The technology area where you are likely to not even hear from an examiner for 10 years is in the Internet, e-commerce and business method area. It is extremely ironic that the technology fields that most directly relate to commercialization and the growth of GDP are those areas where the wait is ridiculously long. There is no great mystery why our economy is in trouble. Those companies with innovative ideas in this crucial area simply cannot protect their inventions and simply cannot move forward with innovation. This causes those who have money to fund the development of innovation to withhold providing capital. Without capital expansion cannot and does not occur, so it is hard to know whether the promised of innovation over the last decade, particularly over the last half of the last decade, were due to a string of over blown and over hyped innovations, or because of an accute lack of funding to turn ideas into inventions and ultimately into products that would fuel the development of industry and the creation of jobs.
Something needs to be done and innovators need to stand up and demand action!
About the Author

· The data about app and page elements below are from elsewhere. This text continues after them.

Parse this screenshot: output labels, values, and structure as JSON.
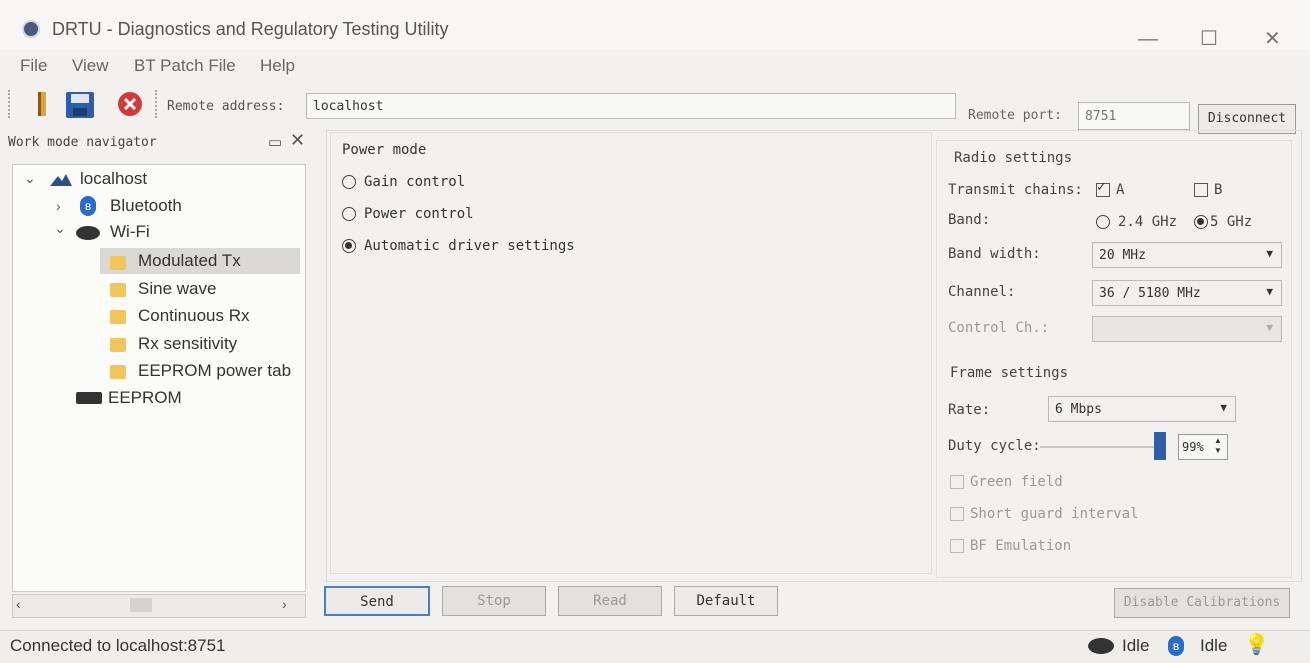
{
  "window": {
    "title": "DRTU - Diagnostics and Regulatory Testing Utility",
    "minimize": "—",
    "maximize": "☐",
    "close": "✕"
  },
  "menu": [
    "File",
    "View",
    "BT Patch File",
    "Help"
  ],
  "toolbar": {
    "remote_address_label": "Remote address:",
    "remote_address_value": "localhost",
    "remote_port_label": "Remote port:",
    "remote_port_value": "8751",
    "disconnect_label": "Disconnect"
  },
  "navigator": {
    "title": "Work mode navigator",
    "pin_icon": "restore-icon",
    "close_icon": "close-icon",
    "root": "localhost",
    "bluetooth": "Bluetooth",
    "wifi": "Wi-Fi",
    "wifi_items": [
      "Modulated Tx",
      "Sine wave",
      "Continuous Rx",
      "Rx sensitivity",
      "EEPROM power tab"
    ],
    "eeprom": "EEPROM",
    "selected": "Modulated Tx"
  },
  "power_mode": {
    "title": "Power mode",
    "options": [
      "Gain control",
      "Power control",
      "Automatic driver settings"
    ],
    "selected": "Automatic driver settings"
  },
  "radio_settings": {
    "title": "Radio settings",
    "transmit_chains_label": "Transmit chains:",
    "chain_a": "A",
    "chain_a_checked": true,
    "chain_b": "B",
    "chain_b_checked": false,
    "band_label": "Band:",
    "band_options": [
      "2.4 GHz",
      "5 GHz"
    ],
    "band_selected": "5 GHz",
    "bandwidth_label": "Band width:",
    "bandwidth_value": "20 MHz",
    "channel_label": "Channel:",
    "channel_value": "36 / 5180 MHz",
    "control_ch_label": "Control Ch.:",
    "control_ch_value": ""
  },
  "frame_settings": {
    "title": "Frame settings",
    "rate_label": "Rate:",
    "rate_value": "6 Mbps",
    "duty_cycle_label": "Duty cycle:",
    "duty_cycle_value": "99%",
    "duty_cycle_fraction": 0.99,
    "green_field": "Green field",
    "short_guard": "Short guard interval",
    "bf_emulation": "BF Emulation"
  },
  "buttons": {
    "send": "Send",
    "stop": "Stop",
    "read": "Read",
    "default": "Default",
    "disable_calibrations": "Disable Calibrations"
  },
  "status": {
    "connection": "Connected to localhost:8751",
    "wifi_state": "Idle",
    "bt_state": "Idle",
    "bt_glyph": "ʙ"
  },
  "colors": {
    "accent": "#4a7cc8",
    "slider": "#2e5fa8",
    "folder": "#f2c55a"
  }
}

Gene Quinn is a US Patent Attorney, law professor and the founder of IPWatchdog.com. He is also a principal lecturer in the top patent bar review course in the nation, which helps aspiring patent attorneys and patent agents prepare themselves to pass the patent bar exam. Gene started the widely popular intellectual property website IPWatchdog.com in 1999, and since that time the site has had many millions of unique visitors. Gene has been quoted in the Wall Street Journal, the New York Times, the LA Times, USA Today, CNN Money, NPR and various other newspapers and magazines worldwide. He represents individuals, small businesses and start-up corporations. As an electrical engineer with a computer engineering focus his specialty is electronic and computer devices, Internet applications, software and business methods.